Open data developments in Saudi Arabia, Qatar and Dubai
During the past few weeks, three Arab countries – Saudi Arabia, Qatar and the emirate of Dubai in the United Arab Emirates – have taken further steps with various level of importance in their efforts to make a progress in embracing open data at the national or city level.
In Saudi Arabia, the eGovernment Programme (Yesser) has worked with Exantium to design and publish the Open Data Handbook for the country. The handbook aims to introduce the concept of open data and explain its key and essential aspects, to the government officials, businesses and anyone who is expected to use the government data published on the national portal of Saudi. The handbook, published in Arabic, is customised and tailored to various contextual factors in Saudi Arabia.
After the handbook was prepared and published, Yesser Program organised a workshop in late November 2014. This was attended by around 150 government officials to introduce the handbook and offer an educational and awareness does on the topic – the workshop was delivered by ODI Registered Trainer, Ibrahim Elbadawi.
Not far away from Saudi Arabia, Qatar, another GCC country, has also taken a key step towards embracing open data. The Ministry of Information and Communications Technology in Qatar (ictQATAR) released its Open Data Policy with the aim of "making government data publicly available in a way that enables data to be fully discoverable and usable by end users". This policy, being the first of its kind in the GCC region, is a key milestone in encouraging and implementing more openness in data and governance, that ictQATAR believes will contribute to Qatar’s National Vision 2030 and sustainable development in the country.
The policy design process involved a public consultation which has given the opportunity for anyone inside and outside Qatar to provide feedback, suggestions or comments of the open data policy draft. The launch and announcement of the policy was made early December in the Open Data and eParticipation Forum, organised by ictQatar. The forum agenda itself was designed with support from Exantium which has also provided key speakers including Dr Yasar Jarrar.
Along the same lines of progress in open data initiatives in the GCC, Dubai has formed the Dubai Open Data Committee by a decree from His Highness Sheikh Hamdan Bin Mohamed Bin Rashid Al Maktoum, Crown Prince of Dubai and Chairman of the Executive Council of Dubai to support the Dubai government’s efforts to "transform Dubai into the smartest city in the world". The committee also aims to "achieve improved integration services and synchronisation of different delivery channels while ensuring information reliability, accuracy and availability without sacrificing individual privacy, government confidentiality and national security issues".
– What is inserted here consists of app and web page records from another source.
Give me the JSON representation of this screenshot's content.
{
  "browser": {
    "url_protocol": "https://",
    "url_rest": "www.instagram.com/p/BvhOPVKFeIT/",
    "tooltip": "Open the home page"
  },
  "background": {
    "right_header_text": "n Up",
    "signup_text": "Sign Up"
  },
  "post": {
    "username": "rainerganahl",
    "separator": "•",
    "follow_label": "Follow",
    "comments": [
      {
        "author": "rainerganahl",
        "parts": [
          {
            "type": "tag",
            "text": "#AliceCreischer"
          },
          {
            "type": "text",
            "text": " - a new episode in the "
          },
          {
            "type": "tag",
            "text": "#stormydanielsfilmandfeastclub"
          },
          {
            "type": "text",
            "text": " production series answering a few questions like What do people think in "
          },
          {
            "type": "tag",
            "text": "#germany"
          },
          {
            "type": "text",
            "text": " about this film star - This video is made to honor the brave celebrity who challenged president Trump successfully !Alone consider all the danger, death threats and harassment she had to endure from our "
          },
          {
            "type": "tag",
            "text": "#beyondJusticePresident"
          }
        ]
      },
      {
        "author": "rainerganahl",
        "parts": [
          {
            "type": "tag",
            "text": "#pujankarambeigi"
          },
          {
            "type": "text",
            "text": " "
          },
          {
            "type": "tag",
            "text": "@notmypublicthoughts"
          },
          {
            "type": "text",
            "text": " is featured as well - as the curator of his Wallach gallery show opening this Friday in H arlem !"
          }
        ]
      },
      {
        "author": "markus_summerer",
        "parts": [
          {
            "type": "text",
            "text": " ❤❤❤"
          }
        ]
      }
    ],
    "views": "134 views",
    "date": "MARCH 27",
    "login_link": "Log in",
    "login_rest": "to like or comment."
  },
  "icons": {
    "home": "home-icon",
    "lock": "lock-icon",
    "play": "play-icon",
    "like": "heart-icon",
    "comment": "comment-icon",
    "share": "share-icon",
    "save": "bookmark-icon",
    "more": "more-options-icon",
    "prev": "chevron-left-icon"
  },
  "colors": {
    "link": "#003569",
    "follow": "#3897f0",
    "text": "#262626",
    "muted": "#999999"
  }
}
In our opinion, the announcement of this committee in Dubai makes it the first "country" in the region to politically endorse open data. All the other open data initiatives and activities are usually launched and managed under the umbrella of e-Government, labelling them as technology projects.
These developments in three GCC countries show how these countries among other Arab countries such as Tunisia and Morocco have evidently begun recognising the need for openness in government data for the betterment of societies and communities in the region. This has been particularly evident from the recently published Open Data Barometer, where nine countries were assessed - four of which are GCC countries (Bahrain, UAE, Saudi Arabia and Qatar).
While countries in the region still have a long way to go in terms of building blocks to establish open data ecosystems, the existence of policies and political endorsement of open data projects count as positive indicators.
Ibrahim Elbadawi is an ODI Registered Trainer, and Managing Director at Exantium, which hosts ODI Dubai